    Free, publicly-accessible full text available July 1, 2023
  2. Blockchain is the technology used by developers of cryptocurrencies, like Bitcoin, to enable exchange of financial “coins” between participants in the absence of a trusted third party to ensure the transaction, such as is typically done by governments. Blockchain has evolved to become a generic approach to store and process data in a highly decentralized and secure way. In this article, we review blockchain concepts and use cases, and discuss the challenges in using them from a governmental viewpoint. We begin with reviewing the categories of blockchains, the underlying mechanisms, and why blockchains can achieve their security goals. We then review existing known governmental use cases by regions. To show both technical and deployment details of blockchain adoption, we study a few representative use cases in the domains of healthcare and energy infrastructures. Finally, the review of both technical details and use cases helps us summarize the adoption and technical challenges of blockchains.
  3. We present Chios, an intrusion-tolerant publish/subscribe system which protects against Byzantine failures. Chios is the first publish/subscribe system achieving decentralized confidentiality with fine-grained access control and strong publication order guarantees. This is in contrast to existing publish/subscribe systems achieving much weaker security and reliability properties. Chios is flexible and modular, consisting of four fully-fledged publish/subscribe configurations (each designed to meet different goals). We have deployed and evaluated our system on Amazon EC2. We compare Chios with various publish/subscribe systems. Chios is as efficient as an unreplicated, single-broker publish/subscribe implementation, only marginally slower than Kafka and Kafka with passive replication, and at least an order of magnitude faster than all Hyperledger Fabric modules and publish/subscribe systems using Fabric.

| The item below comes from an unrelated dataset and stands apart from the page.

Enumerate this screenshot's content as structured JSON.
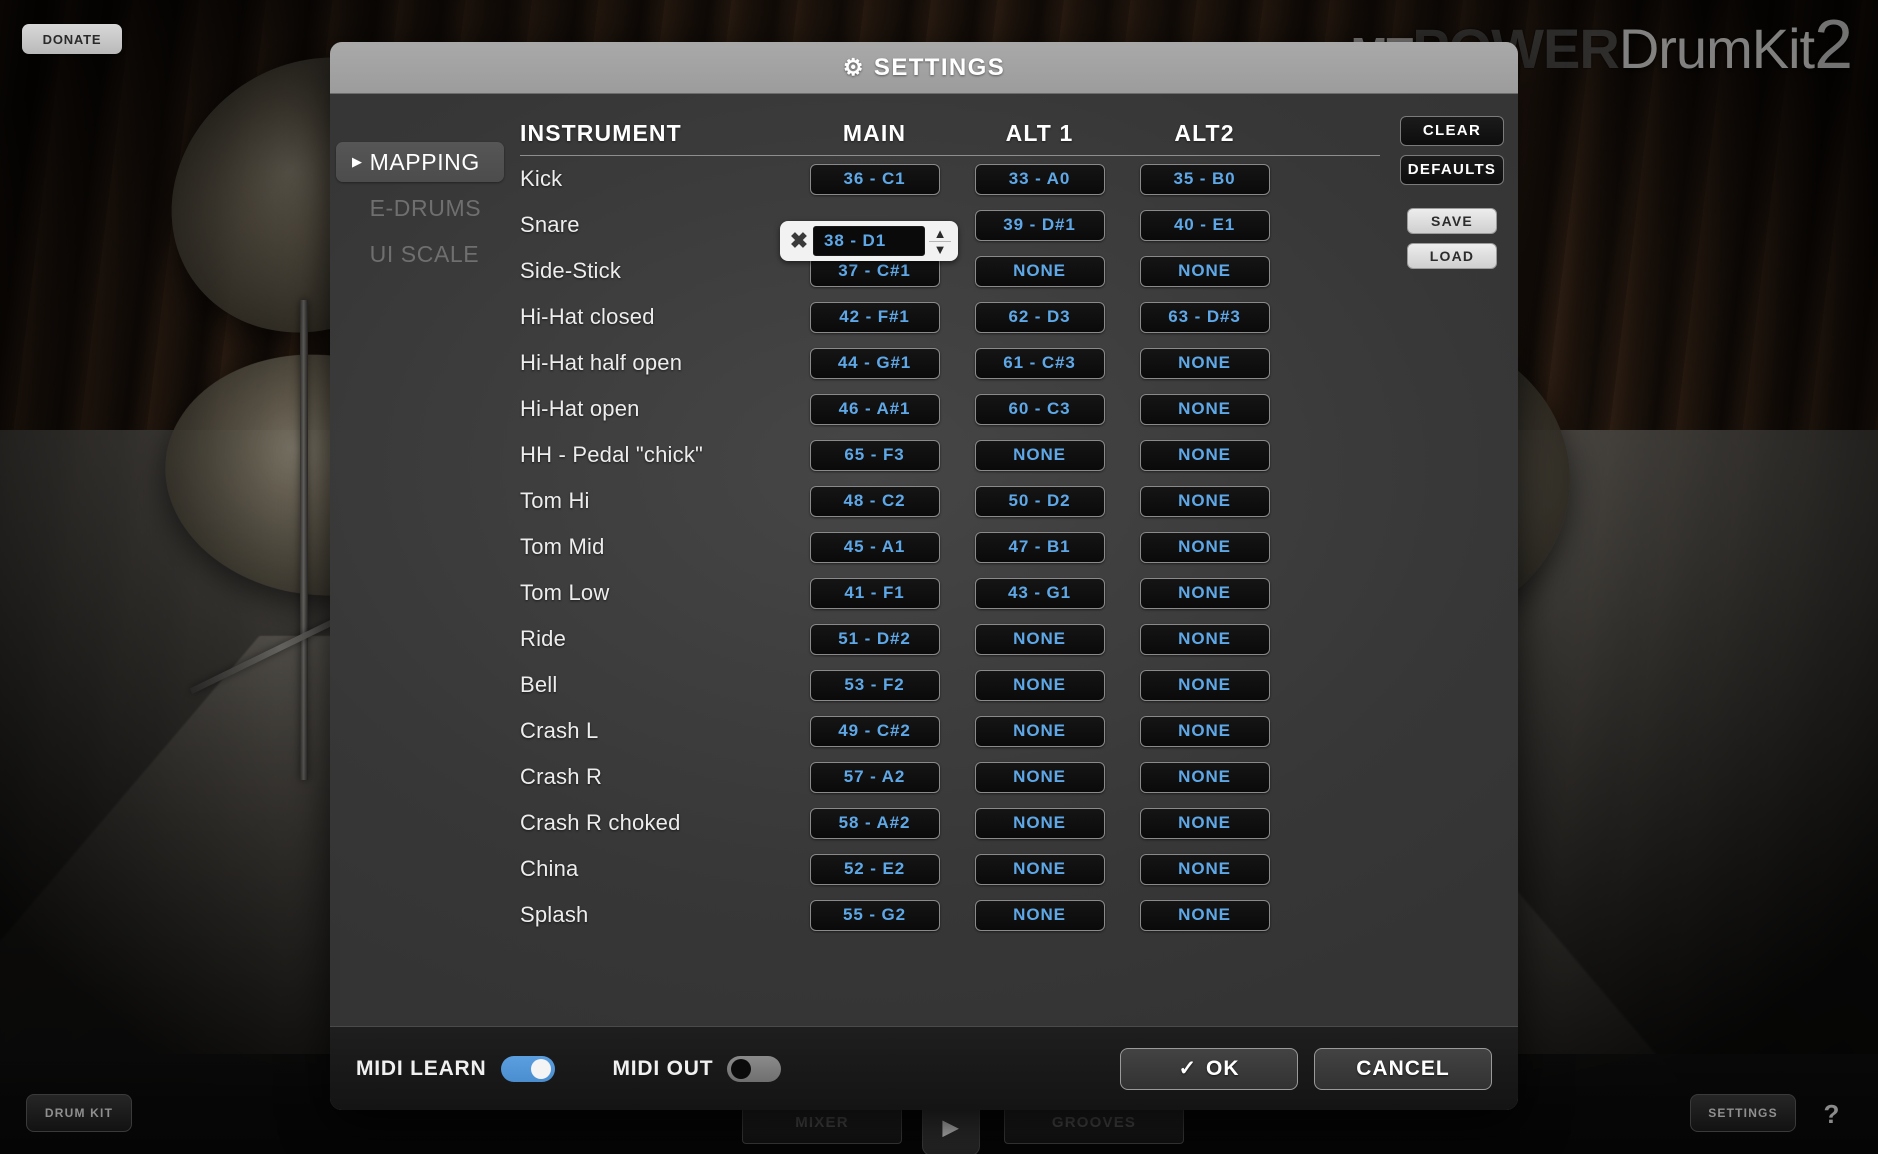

  4. While adopting Blockchain technologies to automate their enterprise functionality, organizations are recognizing the challenges of scalability and manual configuration that the state of art present. Scalability of Hyperledger Fabric is an open challenge recognized by the research community. We have automated many of the configuration steps of installing Hyperledger Fabric Blockchain on AWS infrastructure and have benchmarked the scalability of that system. We have used the UCR (University of California Riverside) Time Series Archive with 128 timeseries datasets containing over 191,177 rows of data totaling 76,453,742 numbers. Using an automated Serverless approach, we have loaded this dataset, by chunks, into different AWS instances, triggering the load by SQS messaging. In this paper, we present the results of this benchmarking study and describe the approach we took to automate the Hyperledger Fabric processes using serverless Lambda functions and SQS triggering. We will also discuss what is needed to make the Blockchain technology more robust and scalable.